12. Blendon R. Residents of states reporting most West Nile virus cases
are less likely to take precautions against mosquitoes. Press
Release. Boston: Harvard School of Public Health; 2004.
13. McCarthy TA, Hadler JL, Julian K, Walsh SJ, Biggerstaff BJ,
Hinten SR, et al. West Nile virus serosurvey and assessment of per-
sonal prevention efforts in an area with intense epizootic activity:
Connecticut, 2000. Ann N YAcad Sci. 2001;951:307–16.
14. Conner M, Norman P. Predicting health behaviour: research and
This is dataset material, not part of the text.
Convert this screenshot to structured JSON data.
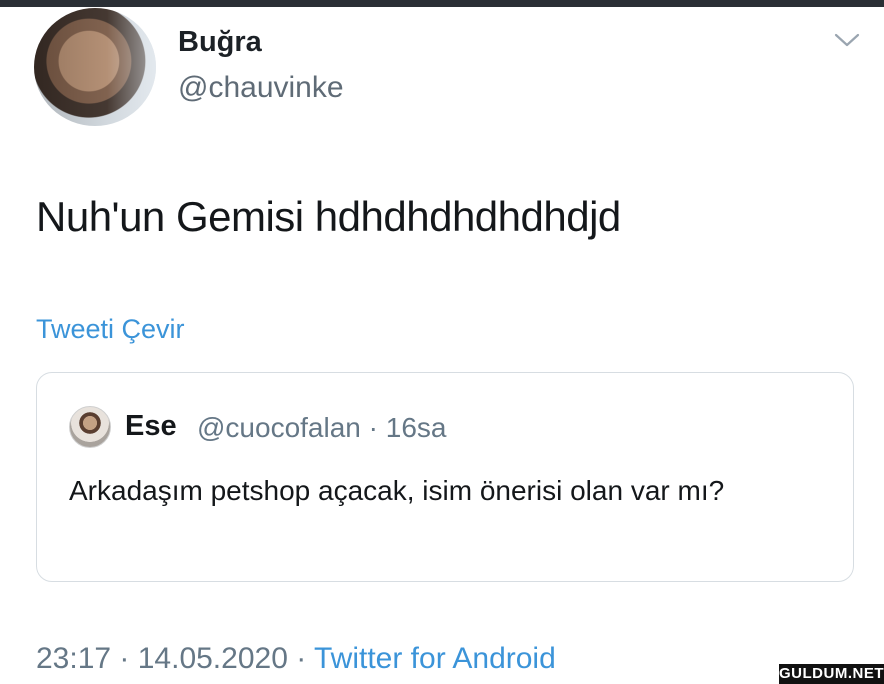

practice with social cognition models. Philadelphia: Open
University Press; 1996.
15. Weinstein ND. Testing four competing theories of health-protective
behavior. Health Psychol. 1993;12:324–33.
16. Brewer NT, Weinstein ND, Cuite CL, Herrington JE. Risk percep-
tions and their relation to risk behavior. Ann Behav Med.
17. Zielinski-Gutierrez EC, Hayden MH. A model for defining West
Nile virus risk perception based on ecology and proximity.
Address for correspondence: Indira B. Gujral, 1415 Crestmore Pl, Fort
Collins, CO 80521, USA; email: firstname.lastname@example.org
Behavioral Risks for West Nile Virus Disease
Emerging Infectious Diseases • www.cdc.gov/eid • Vol. 13, No. 3, March 2007 425